**Your task**: Exact copy, no pictures: return all the data below as written.

[Web page and app entries]
"""

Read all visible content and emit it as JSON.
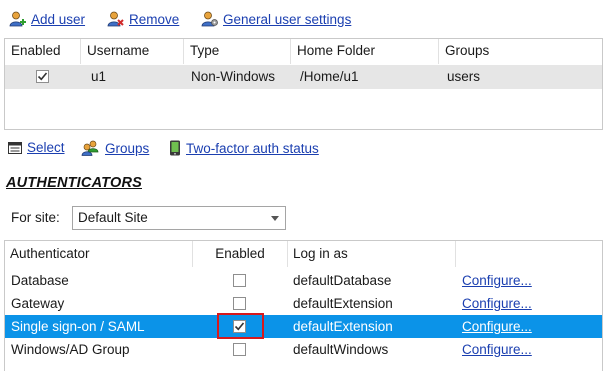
{
  "toolbar": {
    "add_user": "Add user",
    "remove": "Remove",
    "general_settings": "General user settings"
  },
  "users_table": {
    "columns": [
      "Enabled",
      "Username",
      "Type",
      "Home Folder",
      "Groups"
    ],
    "rows": [
      {
        "enabled": true,
        "username": "u1",
        "type": "Non-Windows",
        "home_folder": "/Home/u1",
        "groups": "users"
      }
    ]
  },
  "toolbar2": {
    "select": "Select",
    "groups": "Groups",
    "two_factor": "Two-factor auth status"
  },
  "authenticators": {
    "title": "AUTHENTICATORS",
    "for_site_label": "For site:",
    "site_value": "Default Site",
    "columns": [
      "Authenticator",
      "Enabled",
      "Log in as",
      ""
    ],
    "rows": [
      {
        "name": "Database",
        "enabled": false,
        "login_as": "defaultDatabase",
        "action": "Configure..."
      },
      {
        "name": "Gateway",
        "enabled": false,
        "login_as": "defaultExtension",
        "action": "Configure..."
      },
      {
        "name": "Single sign-on / SAML",
        "enabled": true,
        "login_as": "defaultExtension",
        "action": "Configure...",
        "selected": true
      },
      {
        "name": "Windows/AD Group",
        "enabled": false,
        "login_as": "defaultWindows",
        "action": "Configure..."
      }
    ]
  },
  "colors": {
    "link": "#1b3fb0",
    "selection": "#0b93e8",
    "highlight": "#d8191c"
  },
  "icons": {
    "add_user": "user-add-icon",
    "remove": "user-remove-icon",
    "general_settings": "user-settings-icon",
    "select": "list-icon",
    "groups": "group-icon",
    "two_factor": "phone-icon"
  }
}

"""

**Result of the task**:
Read all visible content and emit it as JSON.
{
  "toolbar": {
    "add_user": "Add user",
    "remove": "Remove",
    "general_settings": "General user settings"
  },
  "users_table": {
    "columns": [
      "Enabled",
      "Username",
      "Type",
      "Home Folder",
      "Groups"
    ],
    "rows": [
      {
        "enabled": true,
        "username": "u1",
        "type": "Non-Windows",
        "home_folder": "/Home/u1",
        "groups": "users"
      }
    ]
  },
  "toolbar2": {
    "select": "Select",
    "groups": "Groups",
    "two_factor": "Two-factor auth status"
  },
  "authenticators": {
    "title": "AUTHENTICATORS",
    "for_site_label": "For site:",
    "site_value": "Default Site",
    "columns": [
      "Authenticator",
      "Enabled",
      "Log in as",
      ""
    ],
    "rows": [
      {
        "name": "Database",
        "enabled": false,
        "login_as": "defaultDatabase",
        "action": "Configure..."
      },
      {
        "name": "Gateway",
        "enabled": false,
        "login_as": "defaultExtension",
        "action": "Configure..."
      },
      {
        "name": "Single sign-on / SAML",
        "enabled": true,
        "login_as": "defaultExtension",
        "action": "Configure...",
        "selected": true
      },
      {
        "name": "Windows/AD Group",
        "enabled": false,
        "login_as": "defaultWindows",
        "action": "Configure..."
      }
    ]
  },
  "colors": {
    "link": "#1b3fb0",
    "selection": "#0b93e8",
    "highlight": "#d8191c"
  },
  "icons": {
    "add_user": "user-add-icon",
    "remove": "user-remove-icon",
    "general_settings": "user-settings-icon",
    "select": "list-icon",
    "groups": "group-icon",
    "two_factor": "phone-icon"
  }
}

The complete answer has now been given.